Task
Within the records, which lines hold the string "their"? Report each one by copying it.

Extracted entries
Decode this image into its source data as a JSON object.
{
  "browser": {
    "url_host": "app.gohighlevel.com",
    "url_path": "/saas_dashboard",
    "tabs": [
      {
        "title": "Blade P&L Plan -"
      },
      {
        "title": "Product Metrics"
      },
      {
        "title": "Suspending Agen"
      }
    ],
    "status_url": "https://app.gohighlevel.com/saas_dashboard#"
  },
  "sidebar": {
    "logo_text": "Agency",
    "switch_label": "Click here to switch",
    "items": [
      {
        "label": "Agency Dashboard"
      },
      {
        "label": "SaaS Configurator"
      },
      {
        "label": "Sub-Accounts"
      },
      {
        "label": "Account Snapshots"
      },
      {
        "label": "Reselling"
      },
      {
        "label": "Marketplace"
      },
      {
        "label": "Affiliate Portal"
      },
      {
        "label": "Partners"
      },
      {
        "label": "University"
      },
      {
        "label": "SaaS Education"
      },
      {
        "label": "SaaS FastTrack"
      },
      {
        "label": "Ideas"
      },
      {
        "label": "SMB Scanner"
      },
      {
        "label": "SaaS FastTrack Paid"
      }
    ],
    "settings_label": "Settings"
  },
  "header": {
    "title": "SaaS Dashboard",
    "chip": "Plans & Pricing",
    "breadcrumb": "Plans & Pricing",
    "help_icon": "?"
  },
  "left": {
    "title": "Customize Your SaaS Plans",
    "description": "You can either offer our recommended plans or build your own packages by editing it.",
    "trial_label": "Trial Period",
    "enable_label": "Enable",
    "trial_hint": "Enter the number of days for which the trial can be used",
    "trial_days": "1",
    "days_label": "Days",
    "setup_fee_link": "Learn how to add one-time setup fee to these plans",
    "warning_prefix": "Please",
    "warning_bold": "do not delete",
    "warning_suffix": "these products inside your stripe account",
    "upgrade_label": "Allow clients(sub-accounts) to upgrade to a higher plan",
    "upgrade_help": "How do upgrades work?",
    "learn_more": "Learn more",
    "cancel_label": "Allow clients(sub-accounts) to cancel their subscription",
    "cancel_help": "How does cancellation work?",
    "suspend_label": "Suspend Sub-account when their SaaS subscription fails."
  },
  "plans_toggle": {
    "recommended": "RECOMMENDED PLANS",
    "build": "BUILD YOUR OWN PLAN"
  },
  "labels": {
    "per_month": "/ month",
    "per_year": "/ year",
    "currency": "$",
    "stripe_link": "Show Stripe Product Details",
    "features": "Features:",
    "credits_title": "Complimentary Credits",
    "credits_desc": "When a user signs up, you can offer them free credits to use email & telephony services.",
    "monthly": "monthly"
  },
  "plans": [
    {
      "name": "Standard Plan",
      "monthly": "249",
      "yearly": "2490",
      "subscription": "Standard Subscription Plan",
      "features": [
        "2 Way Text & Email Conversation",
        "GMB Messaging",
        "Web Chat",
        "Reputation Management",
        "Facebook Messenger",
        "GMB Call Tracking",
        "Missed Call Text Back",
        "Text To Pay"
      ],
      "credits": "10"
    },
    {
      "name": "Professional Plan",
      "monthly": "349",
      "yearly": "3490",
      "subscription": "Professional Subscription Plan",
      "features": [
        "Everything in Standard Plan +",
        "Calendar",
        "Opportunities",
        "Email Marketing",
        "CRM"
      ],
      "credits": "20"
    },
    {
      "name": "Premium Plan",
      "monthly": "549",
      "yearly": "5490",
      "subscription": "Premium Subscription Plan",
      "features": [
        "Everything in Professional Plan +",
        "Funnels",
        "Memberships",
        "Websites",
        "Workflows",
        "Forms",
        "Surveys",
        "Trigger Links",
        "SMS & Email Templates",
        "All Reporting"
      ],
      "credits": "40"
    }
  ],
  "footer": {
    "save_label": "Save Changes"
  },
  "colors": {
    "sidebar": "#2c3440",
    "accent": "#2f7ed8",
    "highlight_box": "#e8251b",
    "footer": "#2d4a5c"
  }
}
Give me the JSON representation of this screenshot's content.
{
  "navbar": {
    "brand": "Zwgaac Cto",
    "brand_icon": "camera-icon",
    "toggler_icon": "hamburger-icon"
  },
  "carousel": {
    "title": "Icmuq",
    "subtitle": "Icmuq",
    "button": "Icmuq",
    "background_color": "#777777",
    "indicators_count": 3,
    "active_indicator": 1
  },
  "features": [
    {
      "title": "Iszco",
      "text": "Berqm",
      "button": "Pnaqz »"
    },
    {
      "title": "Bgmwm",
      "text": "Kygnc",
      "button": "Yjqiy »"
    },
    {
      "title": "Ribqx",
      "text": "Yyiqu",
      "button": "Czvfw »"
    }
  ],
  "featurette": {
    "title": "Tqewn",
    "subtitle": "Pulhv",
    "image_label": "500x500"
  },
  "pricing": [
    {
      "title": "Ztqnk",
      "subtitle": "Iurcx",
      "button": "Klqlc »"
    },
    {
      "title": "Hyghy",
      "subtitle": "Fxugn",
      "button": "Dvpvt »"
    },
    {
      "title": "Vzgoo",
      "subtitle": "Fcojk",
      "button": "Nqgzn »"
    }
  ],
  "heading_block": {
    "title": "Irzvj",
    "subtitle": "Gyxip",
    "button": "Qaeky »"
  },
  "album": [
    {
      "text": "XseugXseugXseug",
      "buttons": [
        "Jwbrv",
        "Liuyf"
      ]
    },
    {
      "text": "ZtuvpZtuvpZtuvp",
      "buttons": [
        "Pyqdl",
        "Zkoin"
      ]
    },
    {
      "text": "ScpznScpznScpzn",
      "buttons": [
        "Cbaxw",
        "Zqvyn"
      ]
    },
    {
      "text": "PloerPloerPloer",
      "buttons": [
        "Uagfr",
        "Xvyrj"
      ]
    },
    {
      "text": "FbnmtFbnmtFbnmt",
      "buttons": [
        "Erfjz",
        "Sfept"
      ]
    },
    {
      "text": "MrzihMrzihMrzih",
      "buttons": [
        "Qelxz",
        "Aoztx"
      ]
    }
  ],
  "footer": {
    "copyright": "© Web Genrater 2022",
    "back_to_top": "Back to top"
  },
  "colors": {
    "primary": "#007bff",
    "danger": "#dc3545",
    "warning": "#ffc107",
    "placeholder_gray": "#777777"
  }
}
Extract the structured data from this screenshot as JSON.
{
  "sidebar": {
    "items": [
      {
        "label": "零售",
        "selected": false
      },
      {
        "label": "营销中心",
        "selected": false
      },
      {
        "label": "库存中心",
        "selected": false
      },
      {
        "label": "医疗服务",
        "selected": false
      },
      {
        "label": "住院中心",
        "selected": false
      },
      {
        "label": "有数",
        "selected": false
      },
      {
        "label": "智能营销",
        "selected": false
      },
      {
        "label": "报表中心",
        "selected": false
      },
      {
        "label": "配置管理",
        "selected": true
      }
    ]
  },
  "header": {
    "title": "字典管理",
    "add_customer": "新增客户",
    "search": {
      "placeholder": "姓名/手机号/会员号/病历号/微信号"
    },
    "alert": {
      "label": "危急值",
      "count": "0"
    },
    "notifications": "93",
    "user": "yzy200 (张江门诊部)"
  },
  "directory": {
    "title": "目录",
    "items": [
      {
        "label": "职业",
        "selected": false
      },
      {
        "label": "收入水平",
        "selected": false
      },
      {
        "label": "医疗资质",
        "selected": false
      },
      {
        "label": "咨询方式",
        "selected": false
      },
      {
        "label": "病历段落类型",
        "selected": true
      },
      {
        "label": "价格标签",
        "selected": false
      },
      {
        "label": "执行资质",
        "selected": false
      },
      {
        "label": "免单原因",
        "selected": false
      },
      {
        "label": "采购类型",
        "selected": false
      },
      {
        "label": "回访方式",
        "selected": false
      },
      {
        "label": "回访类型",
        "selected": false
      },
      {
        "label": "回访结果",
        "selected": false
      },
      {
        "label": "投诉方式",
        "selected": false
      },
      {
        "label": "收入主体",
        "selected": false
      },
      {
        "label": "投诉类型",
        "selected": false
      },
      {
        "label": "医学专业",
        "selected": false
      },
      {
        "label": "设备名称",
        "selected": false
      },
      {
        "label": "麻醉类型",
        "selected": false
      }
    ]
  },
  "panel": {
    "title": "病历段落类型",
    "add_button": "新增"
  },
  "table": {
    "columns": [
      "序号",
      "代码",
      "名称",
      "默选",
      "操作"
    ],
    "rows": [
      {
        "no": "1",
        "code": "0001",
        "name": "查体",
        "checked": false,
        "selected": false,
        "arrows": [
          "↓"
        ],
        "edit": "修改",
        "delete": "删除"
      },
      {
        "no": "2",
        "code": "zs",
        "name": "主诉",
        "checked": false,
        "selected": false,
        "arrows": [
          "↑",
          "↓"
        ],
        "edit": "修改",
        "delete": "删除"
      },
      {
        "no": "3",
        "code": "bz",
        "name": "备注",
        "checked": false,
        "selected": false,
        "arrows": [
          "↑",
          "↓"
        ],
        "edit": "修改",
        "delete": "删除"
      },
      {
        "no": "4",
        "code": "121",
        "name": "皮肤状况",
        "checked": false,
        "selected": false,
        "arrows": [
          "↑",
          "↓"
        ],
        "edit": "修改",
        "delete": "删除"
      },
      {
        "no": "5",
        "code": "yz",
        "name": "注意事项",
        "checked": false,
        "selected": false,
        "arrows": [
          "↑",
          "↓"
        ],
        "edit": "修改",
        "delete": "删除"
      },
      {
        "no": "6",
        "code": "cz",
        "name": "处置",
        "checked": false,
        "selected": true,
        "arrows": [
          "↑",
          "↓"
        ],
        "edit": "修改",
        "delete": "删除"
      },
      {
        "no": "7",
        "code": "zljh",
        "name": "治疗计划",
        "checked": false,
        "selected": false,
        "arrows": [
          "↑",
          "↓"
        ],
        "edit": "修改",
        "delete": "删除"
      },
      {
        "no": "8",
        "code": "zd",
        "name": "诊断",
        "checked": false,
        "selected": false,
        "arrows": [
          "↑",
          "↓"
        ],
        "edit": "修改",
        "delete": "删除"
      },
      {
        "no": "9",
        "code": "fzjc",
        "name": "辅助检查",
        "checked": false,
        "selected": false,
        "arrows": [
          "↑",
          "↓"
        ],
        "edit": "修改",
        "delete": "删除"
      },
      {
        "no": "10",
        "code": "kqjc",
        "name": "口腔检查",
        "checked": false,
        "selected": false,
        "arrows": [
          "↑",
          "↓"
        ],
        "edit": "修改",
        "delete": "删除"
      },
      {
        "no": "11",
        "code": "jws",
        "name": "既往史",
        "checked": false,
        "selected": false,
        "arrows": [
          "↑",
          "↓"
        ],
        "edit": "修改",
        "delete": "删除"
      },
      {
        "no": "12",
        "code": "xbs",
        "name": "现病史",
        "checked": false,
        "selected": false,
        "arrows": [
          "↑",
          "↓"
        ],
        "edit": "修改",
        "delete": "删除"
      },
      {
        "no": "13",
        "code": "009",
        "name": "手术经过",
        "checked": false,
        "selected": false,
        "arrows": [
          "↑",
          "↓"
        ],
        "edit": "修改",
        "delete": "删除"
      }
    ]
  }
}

Result of this exercise
    "cancel_label": "Allow clients(sub-accounts) to cancel their subscription",
    "suspend_label": "Suspend Sub-account when their SaaS subscription fails."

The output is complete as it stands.